I remember one of the first (of many) things that freaked me out about L.A. when I first moved here was the post apocalyptic wasteland of oil derricks you see when you’re driving north out of LAX on La Cienega. Coming from New England, I always assumed that sort of thing was reserved for the more rural, wide-open west — not urban, world-class-city Los Angeles.
It was the first of many of my assumptions about L.A. that turned out to be very, very wrong. The city, as it turns out, used to be mostly farmland, orchards, and oil fields — fairly recently in its history, too.
While searching for an unrelated map, fellow map nerd Nikolas Schiller came upon an old map of downtown and West L.A. from 1905, showing the locations of all the oil wells and derricks that used to dot the landscape. He used the map to create a Google Earth Overlay, which is pretty fascinating.
Click through to see if you’re sitting on an old filled-in well. Then worry.
Then be sure to check out the rest of Nikolas’ site.
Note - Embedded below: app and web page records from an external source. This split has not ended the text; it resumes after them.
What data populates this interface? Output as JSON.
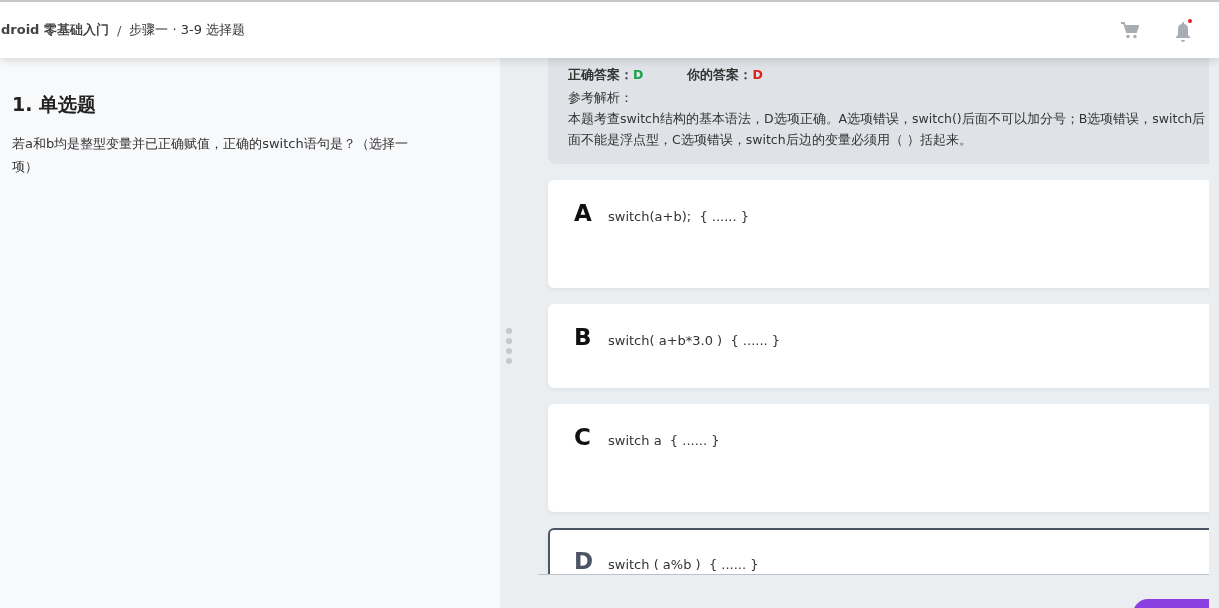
{
  "header": {
    "breadcrumb": [
      {
        "label": "droid 零基础入门",
        "kind": "course"
      },
      {
        "label": "/",
        "kind": "separator"
      },
      {
        "label": "步骤一 · 3-9 选择题",
        "kind": "step"
      }
    ]
  },
  "question": {
    "title": "1. 单选题",
    "text": "若a和b均是整型变量并已正确赋值，正确的switch语句是？（选择一项）"
  },
  "answers": [
    {
      "label": "正确答案：",
      "value": "D",
      "color": "#1aa34a"
    },
    {
      "label": "你的答案：",
      "value": "D",
      "color": "#e0201b"
    }
  ],
  "explanation": {
    "label": "参考解析：",
    "text": "本题考查switch结构的基本语法，D选项正确。A选项错误，switch()后面不可以加分号；B选项错误，switch后面不能是浮点型，C选项错误，switch后边的变量必须用（ ）括起来。"
  },
  "options": [
    {
      "letter": "A",
      "text": "switch(a+b);  { ...... }",
      "selected": false
    },
    {
      "letter": "B",
      "text": "switch( a+b*3.0 )  { ...... }",
      "selected": false
    },
    {
      "letter": "C",
      "text": "switch a  { ...... }",
      "selected": false
    },
    {
      "letter": "D",
      "text": "switch ( a%b )  { ...... }",
      "selected": true
    }
  ]
}
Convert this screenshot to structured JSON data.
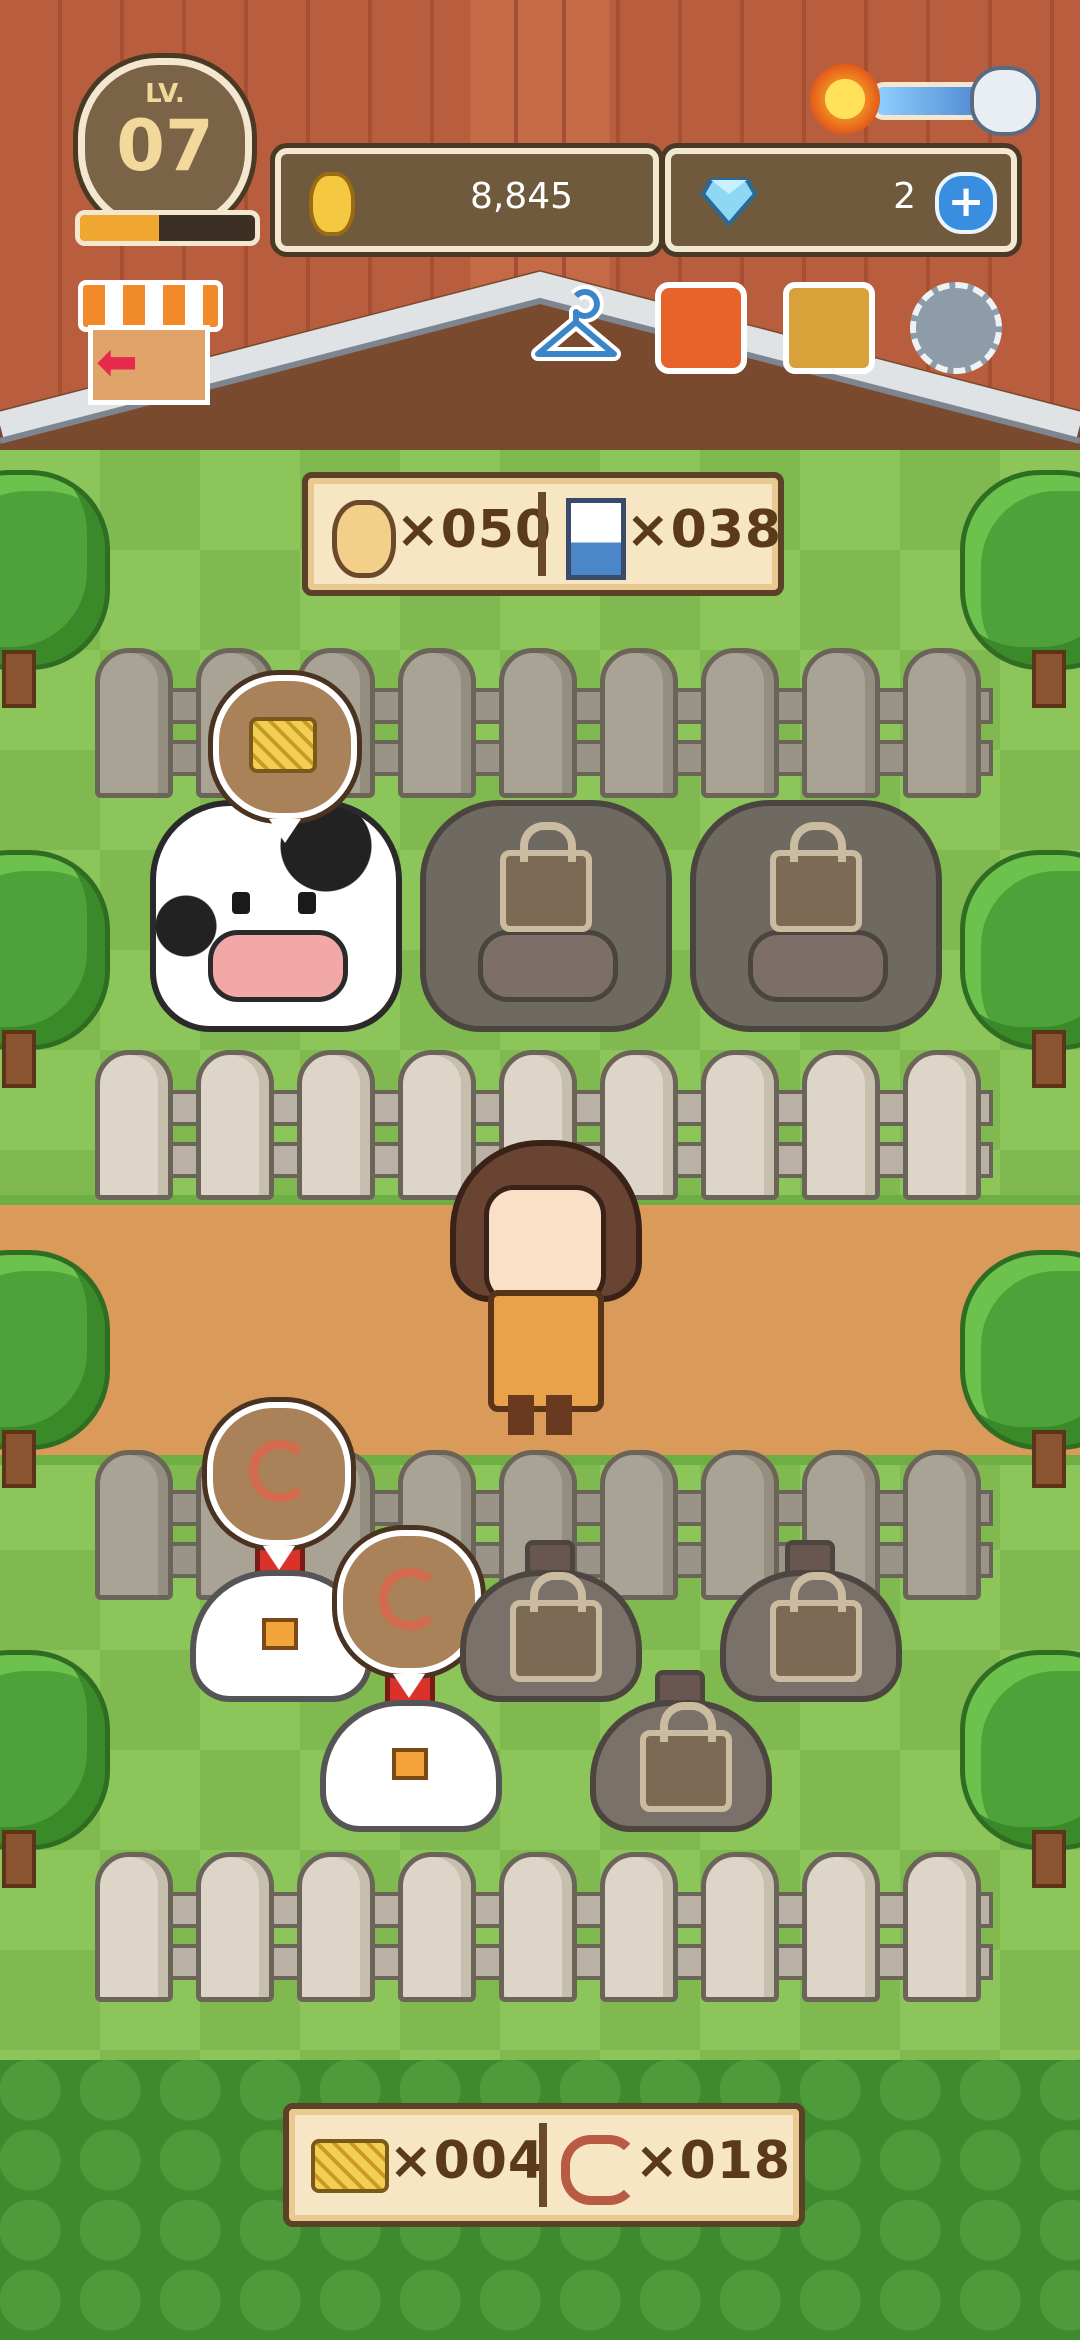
{
  "hud": {
    "level": {
      "prefix": "LV.",
      "value": "07",
      "xp_progress": 0.45
    },
    "currencies": {
      "coins": {
        "icon": "coin-icon",
        "value": "8,845"
      },
      "gems": {
        "icon": "diamond-icon",
        "value": "2",
        "add_icon": "plus-icon"
      }
    },
    "day_night": {
      "start_icon": "sun-icon",
      "end_icon": "moon-icon",
      "progress": 0.7
    }
  },
  "toolbar": [
    {
      "name": "shop-exit-button",
      "icon": "shop-exit-icon"
    },
    {
      "name": "hanger-button",
      "icon": "hanger-icon"
    },
    {
      "name": "sofa-button",
      "icon": "sofa-icon"
    },
    {
      "name": "bag-button",
      "icon": "bag-icon"
    },
    {
      "name": "settings-button",
      "icon": "gear-icon"
    }
  ],
  "products": {
    "egg": {
      "icon": "egg-icon",
      "count": "×050"
    },
    "milk": {
      "icon": "milk-icon",
      "count": "×038"
    }
  },
  "feed": {
    "hay": {
      "icon": "hay-icon",
      "count": "×004"
    },
    "worm": {
      "icon": "worm-icon",
      "count": "×018"
    }
  },
  "animals": {
    "cows": [
      {
        "state": "unlocked",
        "request": "hay-icon"
      },
      {
        "state": "locked"
      },
      {
        "state": "locked"
      }
    ],
    "chickens": [
      {
        "state": "unlocked",
        "request": "worm-icon"
      },
      {
        "state": "unlocked",
        "request": "worm-icon"
      },
      {
        "state": "locked"
      },
      {
        "state": "locked"
      },
      {
        "state": "locked"
      }
    ]
  },
  "colors": {
    "roof": "#b85e3e",
    "grass": "#8cc55a",
    "path": "#d99a5a",
    "panel": "#6f5a3d",
    "accent": "#f0a830"
  }
}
Especially if you like maps, fractals, computer art, and small doses of radical progressive political thought.
Via Curbed L.A.
Tags: Google Earth, history, Los Angeles, maps, Nickolas Schiller, oil